Earlier this month, the UK government announced a new plan for health and social care, which includes a temporary increase to National Insurance contributions, before the introduction of a separate Health and Social Care Levy.
The changes are estimated to raise £36bn over the next three years and will be used to help with social care and bring extra funding and additional support to the NHS.
What are the new plans?
From 6 April 2022 to 5 April 2023, National Insurance contributions will increase by 1.25%, and this increase will be spent on the NHS and social care in the UK.
The increase will apply to:
- Employees (Class 1 – Primary)
- Employers (Class 1, 1A and 1B – Secondary)
- Self-employed (Class 4)
If you are an employee
As an employee, you pay Class 1 (Primary) National Insurance contributions.
In the 2021-22 tax year, the National Insurance rates for most people are 12% for employees who earn over the Primary Threshold (£9568) and under the Upper Earnings Limit (£50,270), then an additional 2% above the Upper Earnings Limit.
The below table shows what the National Insurance and healthcare levy rates will be when the changes come into effect from 6 April 2022:
People earning under £9,564 a year, or £797 a month, don’t have to pay National Insurance and won’t have to pay the new levy.
How to pay
Your employer will deduct your National Insurance contributions with your tax from your wages before you get paid. Your monthly payslip will show your contributions.
How much more will employees pay
Our table below shows the National Insurance increase that employees will pay between 6 April 2022 – 5 April 2023:
If you are an employer
An employer will deduct an employees’ National Insurance contributions, and pay them to HMRC alongside their employer contributions.
The below table shows the rate of National Insurance that employer’s pay in the current tax year and what they will pay when the changes come into effect from 6 April 2022:
If you are self-employed
Self-employed individuals pay Class 2 and Class 4 National Insurance, depending on their profits.

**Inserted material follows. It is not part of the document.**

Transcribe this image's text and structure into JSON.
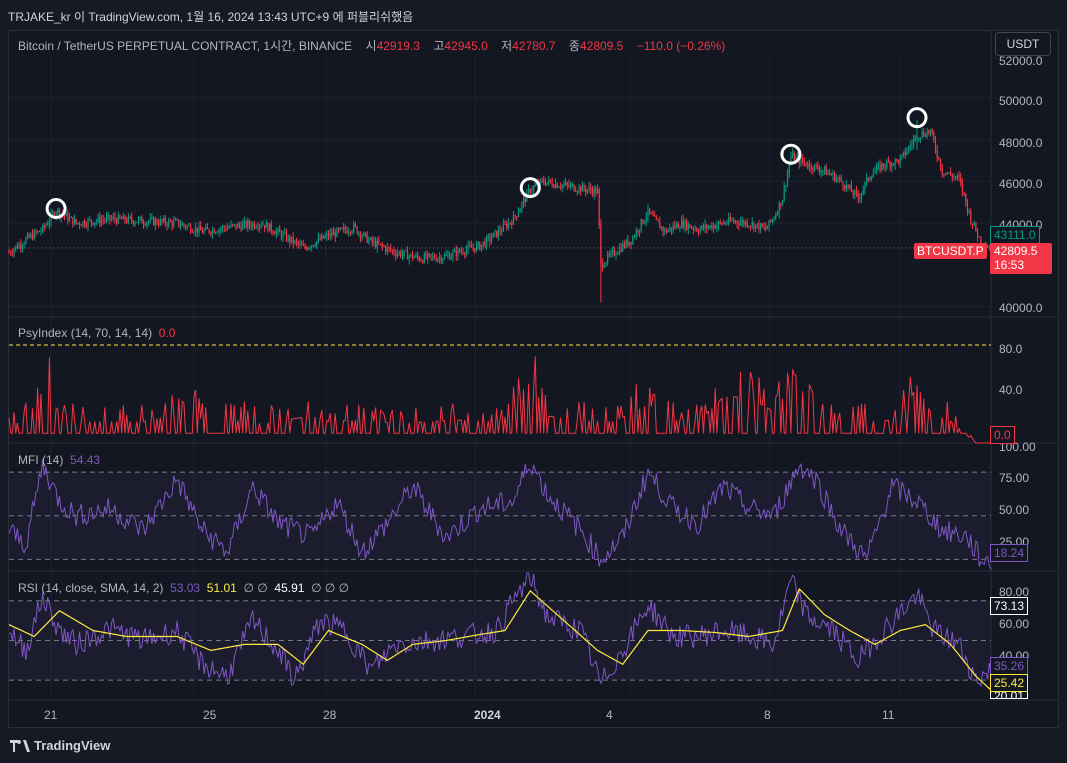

The below table shows the rate of National Insurance that self-employed individuals pay in the current tax year and what they will pay when the changes come into effect from 6 April 2022:
If you are self-employed, you won’t pay the levy on any self-employed income below the £9,568 Lower Profits Limit threshold.
Self-employed individuals will pay the levy through their self-assessment tax return, as will anyone paying the levy along with dividend tax.
You might be an employee but also do self-employed work. In this case, your employer will deduct your Class 1 National Insurance from your wages, and you may have to pay Class 2 and 4 National Insurance contributions for your self-employed work.
What changes will there be to dividend tax rates
The UK Government will also increase the rates of dividend tax from April 2022, which are payable on dividend earnings of above £2,000 per year.
What happens after April 2023
From April 2023, National Insurance will return to its current rate, and the extra tax of 1.25% will be collected as a seperate Health and Social Care Levy.
Individuals who are above State Pension age will not be affected by the temporary increase to National Insurance contributions for the 2022-23 tax year but will be liable to pay the levy from April 2023.
|If you have any questions or need advice on any of the above, then please do not hesitate to contact us.